Melisa Gudzio delivering the 2016 Thank You
Good evening ladies and gentlemen,
I would like to thank the selection committee for inviting me to speak. It is a pleasure to be here with you, among such bright and talented individuals.
I wish to sincerely thank the members of the Father Jean Foundation for their commitment to supporting academic excellence among Ukrainian students. Thank you to the donors, who choose to invest in strangers’ lives, supporting us in our endeavors. I can only hope that we make you proud. Thank you to all of the volunteers who helped to make this a beautiful evening. Thank you to our families and loved ones for being here to celebrate with us tonight. More than that, though, thank you for supporting us on our journey to get here, through all of its ups and downs. Finally, to the students, thank you for being role models for myself and other Ukrainian Catholic youth.

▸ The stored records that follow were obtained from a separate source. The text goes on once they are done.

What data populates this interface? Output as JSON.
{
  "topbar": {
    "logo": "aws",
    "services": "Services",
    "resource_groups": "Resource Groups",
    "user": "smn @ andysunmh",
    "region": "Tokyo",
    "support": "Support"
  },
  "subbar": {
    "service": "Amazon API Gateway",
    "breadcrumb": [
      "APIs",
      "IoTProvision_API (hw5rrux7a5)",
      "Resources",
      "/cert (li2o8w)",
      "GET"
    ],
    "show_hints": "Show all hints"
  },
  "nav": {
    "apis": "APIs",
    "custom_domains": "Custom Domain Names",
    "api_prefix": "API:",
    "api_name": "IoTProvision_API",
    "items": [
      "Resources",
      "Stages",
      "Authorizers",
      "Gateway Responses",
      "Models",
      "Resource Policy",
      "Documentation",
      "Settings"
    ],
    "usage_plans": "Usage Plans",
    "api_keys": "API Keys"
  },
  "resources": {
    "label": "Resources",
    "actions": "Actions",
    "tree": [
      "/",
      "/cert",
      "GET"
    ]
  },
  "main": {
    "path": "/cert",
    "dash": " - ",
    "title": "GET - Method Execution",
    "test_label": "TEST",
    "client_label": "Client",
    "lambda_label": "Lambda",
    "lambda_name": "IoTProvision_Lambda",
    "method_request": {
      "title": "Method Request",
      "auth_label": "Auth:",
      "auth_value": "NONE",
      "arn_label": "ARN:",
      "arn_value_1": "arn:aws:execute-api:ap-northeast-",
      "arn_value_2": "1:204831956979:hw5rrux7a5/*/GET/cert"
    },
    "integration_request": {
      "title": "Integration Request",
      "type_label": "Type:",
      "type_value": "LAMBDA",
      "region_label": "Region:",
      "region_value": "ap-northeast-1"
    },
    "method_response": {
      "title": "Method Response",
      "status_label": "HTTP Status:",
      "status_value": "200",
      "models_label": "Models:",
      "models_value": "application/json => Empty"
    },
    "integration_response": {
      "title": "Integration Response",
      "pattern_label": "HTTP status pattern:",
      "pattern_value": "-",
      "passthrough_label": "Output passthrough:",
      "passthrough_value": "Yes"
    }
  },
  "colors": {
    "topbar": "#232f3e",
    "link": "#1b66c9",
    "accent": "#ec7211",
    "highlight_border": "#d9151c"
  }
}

I was sitting in an auditorium recently, waiting for a lecture on cardiovascular health in Indigenous populations to begin. Unsurprisingly, there was a problem with the metro that morning so the room was empty, or at least more so than usual for an 8:30AM class. The presenter decided to start, sharing with us a Cree saying that translates to, “whoever is meant to be here at this time is here.” It got me thinking about how much we rush through our daily lives, always worrying that we need to be somewhere, doing something.
This had an impact on me. I had never paused to think that wherever I may be is exactly where I am supposed to be. When I started high school, I was focused on getting into a good CEGEP, a good program would not be enough, it had to be an honours program. Once in CEGEP, I had to focus on getting in to the best university program. During my bachelor’s, I had to make sure everything I was doing would look good on my next application. Everything became about getting to the next step, the next step. I am sure many of you have had the same experience. Always looking forward, moving towards the next goal. This changed for me this year.
I had the honor of serving the public as an emergency room nurse. I am often asked what was the most gruesome thing you saw in the ER? And while I do have stories that would probably turn a few stomachs, I will refrain from sharing them for the sake of the volunteers who prepared the delicious meal. That said, the most gruesome thing I witnessed was in fact, stolen time. A man came in at his wife’s insistence after several weeks of abdominal discomfort. The couple stood out to me because their love for each other was so genuine, you just knew they were best friends, true soulmates. He was so happy to tell me about how he had just retired and was looking forward to finally being able to “enjoy life with his wife.” You can imagine how it broke my heart when I was given an order to draw blood on him to test for a cancer marker. He was later diagnosed with late-stage colon cancer. Unfortunately, this was not an isolated case. I watched as a newlywed not only lost her husband, but the life that she thought they would create together. I watched as two sons realized they would not be playing hockey with their dad again. All of these cases illustrates stolen time.
You may think this is far removed from you, but I can assure you it is not. So while you are getting to wherever it may be that you are going, remember that time is the most valuable thing we have. Take the time to learn how to make Borscht with your Baba; take the time to hand write a beautiful letter to a loved one instead of sending a text; or in my case, take the time to enjoy this evening with all of you, when I have a cardiology midterm on Monday.
To the members of the Foundation, thank you for choosing to take your time to honor Father Jean’s legacy and for investing in our community.
To the recipients, I will leave you with this: Enjoy the ride and trust that everything will fall into place. And know, you are exactly where you are supposed to be. Congratulations! Дякую